During the first week of a child's inpatient admission, a steering meeting is held during which the team discusses each member's evaluation results and discusses potential goals for admission. Immediately following this meeting, a parent/caregiver conference is held with all participating disciplines present to review and finalize goals with the parent/caregivers. Throughout the child's admission, the team and parent/caregivers work together with each discipline coordinating therapies to meet the child's admission goals. Typical admission goals include, but are not limited to:

  • Increase weight
  • Increase PO intake
  • Increase food texture/types of food consumed
  • Advance chewing skills
  • Decrease G-tube/bottle dependence
  • Decrease problematic mealtime  behaviors
  • Assessment of and reduction of mealtime emesis (vomiting)

The interdisciplinary team and the caregivers develop measurable goals for each child's feeding behavior. Feeding behaviors are objectively measured and treatment decisions are data-based. Outcomes are assessed regularly throughout the admission. A primary goal is to establish feeding patterns, which can be maintained by the caregivers in the home and in other environments. Thus, caregiver training is an essential component to the success of the program.

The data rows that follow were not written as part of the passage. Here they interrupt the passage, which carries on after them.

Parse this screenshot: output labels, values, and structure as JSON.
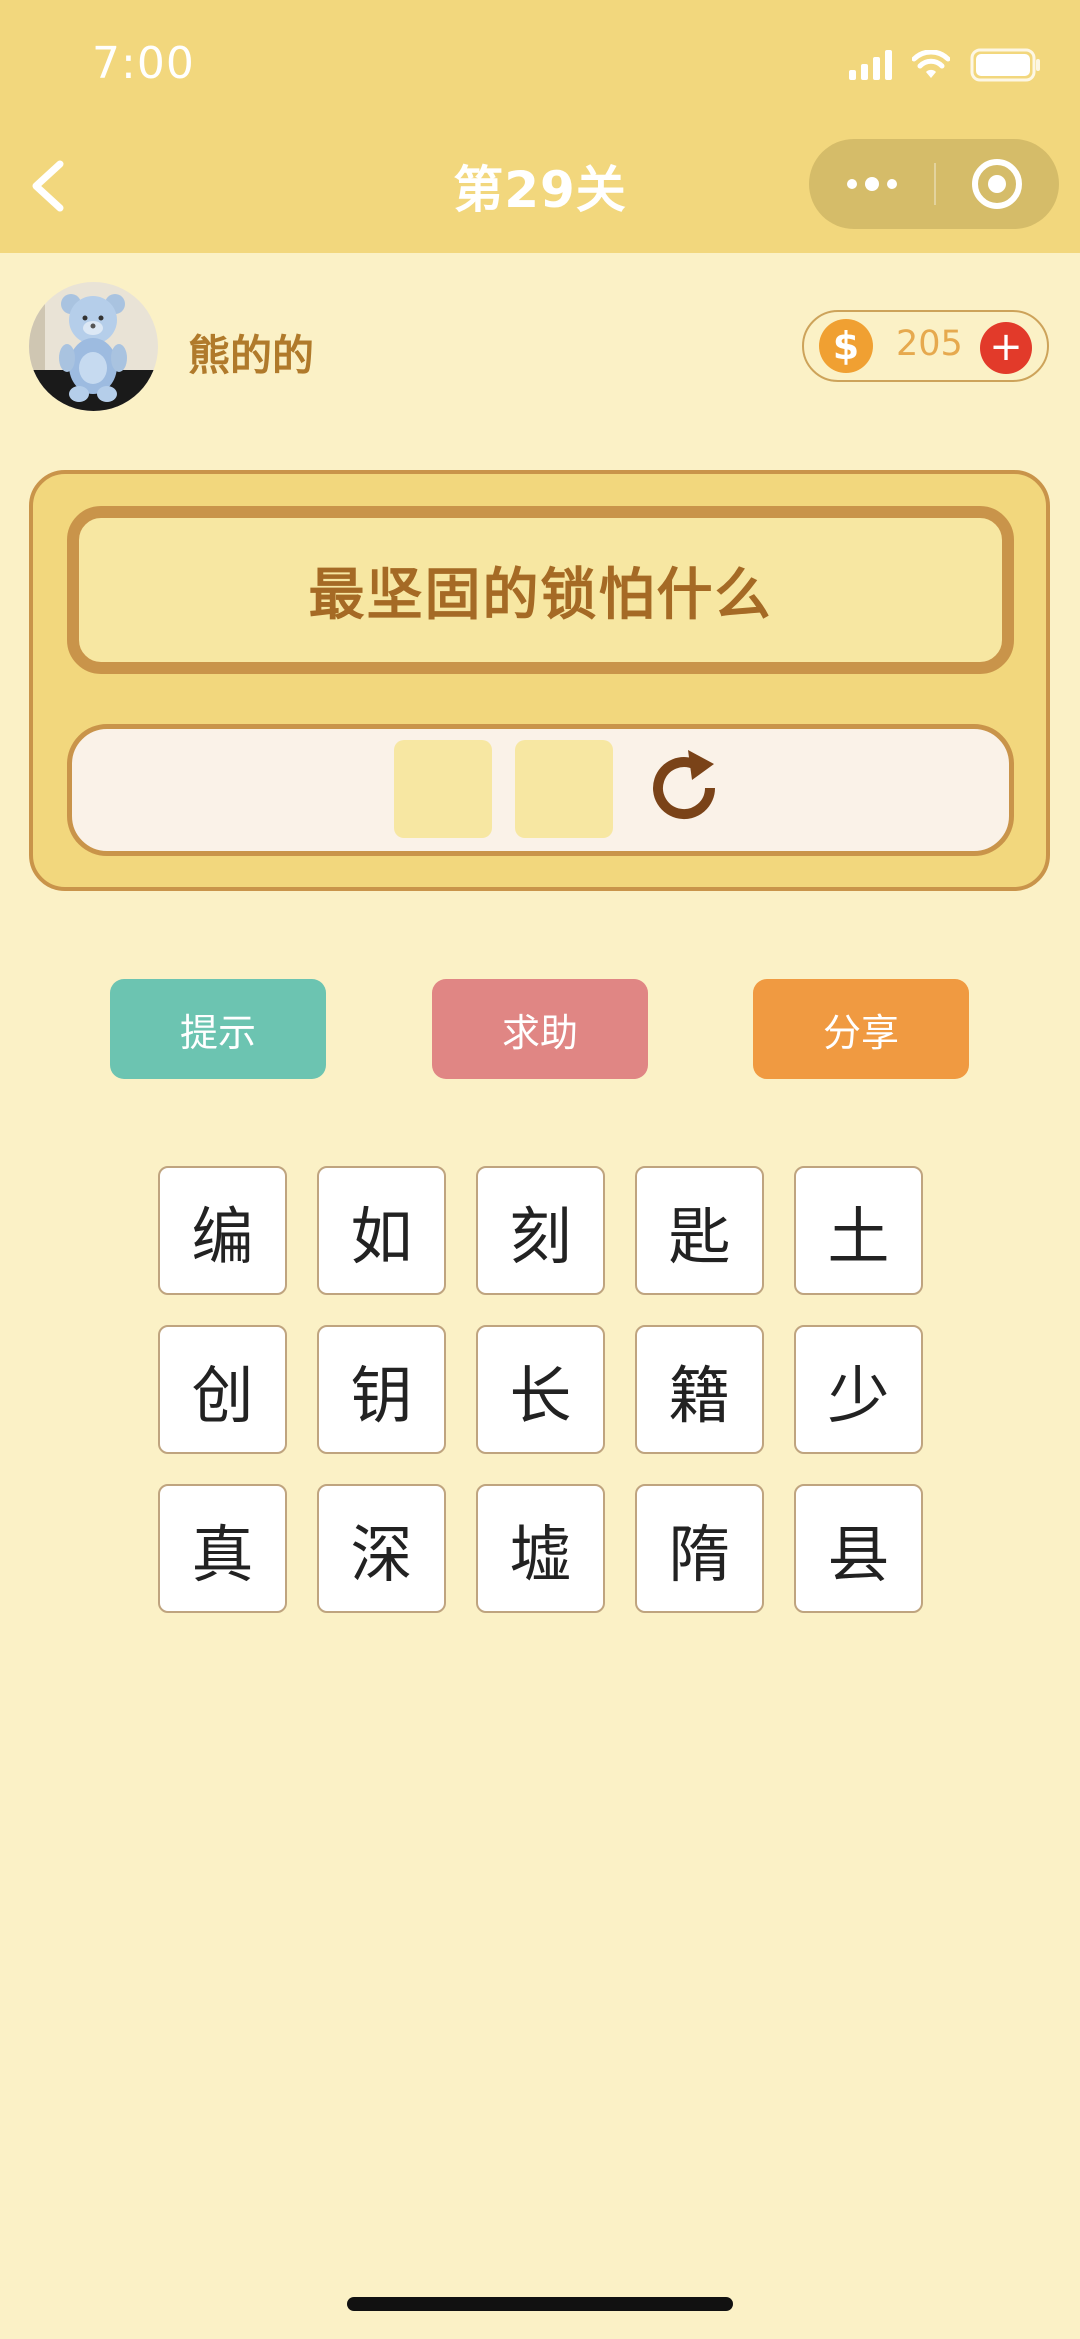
{
  "status_bar": {
    "time": "7:00"
  },
  "nav": {
    "title": "第29关"
  },
  "user": {
    "name": "熊的的"
  },
  "coins": {
    "count": "205",
    "add_symbol": "+",
    "coin_symbol": "$"
  },
  "puzzle": {
    "question": "最坚固的锁怕什么",
    "answer_slots": [
      "",
      ""
    ]
  },
  "actions": {
    "hint": "提示",
    "help": "求助",
    "share": "分享"
  },
  "characters": [
    [
      "编",
      "如",
      "刻",
      "匙",
      "土"
    ],
    [
      "创",
      "钥",
      "长",
      "籍",
      "少"
    ],
    [
      "真",
      "深",
      "墟",
      "隋",
      "县"
    ]
  ],
  "colors": {
    "header": "#F2D77D",
    "background": "#FBF1C6",
    "hint_button": "#6CC4B1",
    "help_button": "#E08684",
    "share_button": "#F09A41",
    "accent_brown": "#C9944A"
  }
}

Almost all children with feeding disorders display inappropriate mealtime behavior that interferes with food consumption, regardless of the disorder's etiology. Therefore, a major focus of the program for most children is on the behavioral assessment and treatment of feeding problems. The pediatric feeding disorders program has a long and successful history of applying the principles and procedures of applied behavior analysis to the assessment of feeding disorders. Throughout the child's admission, individualized behavioral assessments are conducted for a number of reasons: (a) to identify the appropriate behavioral treatment procedures; (b) to assess the efficacy of ongoing treatment and (c) to determine the components of treatment necessary to maintain treatment gains. Throughout the child's admission, the interdisciplinary team meets regularly to continually review and adjust the child's treatment as necessary to meet admission goals.

Prior to discharge, a parent/caregiver meeting is held to review with the parent/caregiver the outcomes of treatment and plans for follow-up care. Typically, children receiving behavioral treatment during the admission will receive follow-up services from behavioral psychology for two years post-treatment, with continued adjustment and monitoring of home treatment protocols to ensure the child's continued improvement at home. Other disciplines will also provide follow-up services, usually through Feeding and Swallowing Clinic visits, or in conjunction with the behavioral psychology follow-up.

 

For a complete overview of our Feeding Disorder Program, please visit the Pediatric Feeding Disorders Program homepage.

Appointments & Referrals

FIND A SPECIALIST

Publications

Read inspiring stories, news and updates about the Institute's patient care, research, special education, professional training, and community programs.

 

Resource Finder

 

A free resource that provides access to information and support for individuals and families living with developmental disabilities.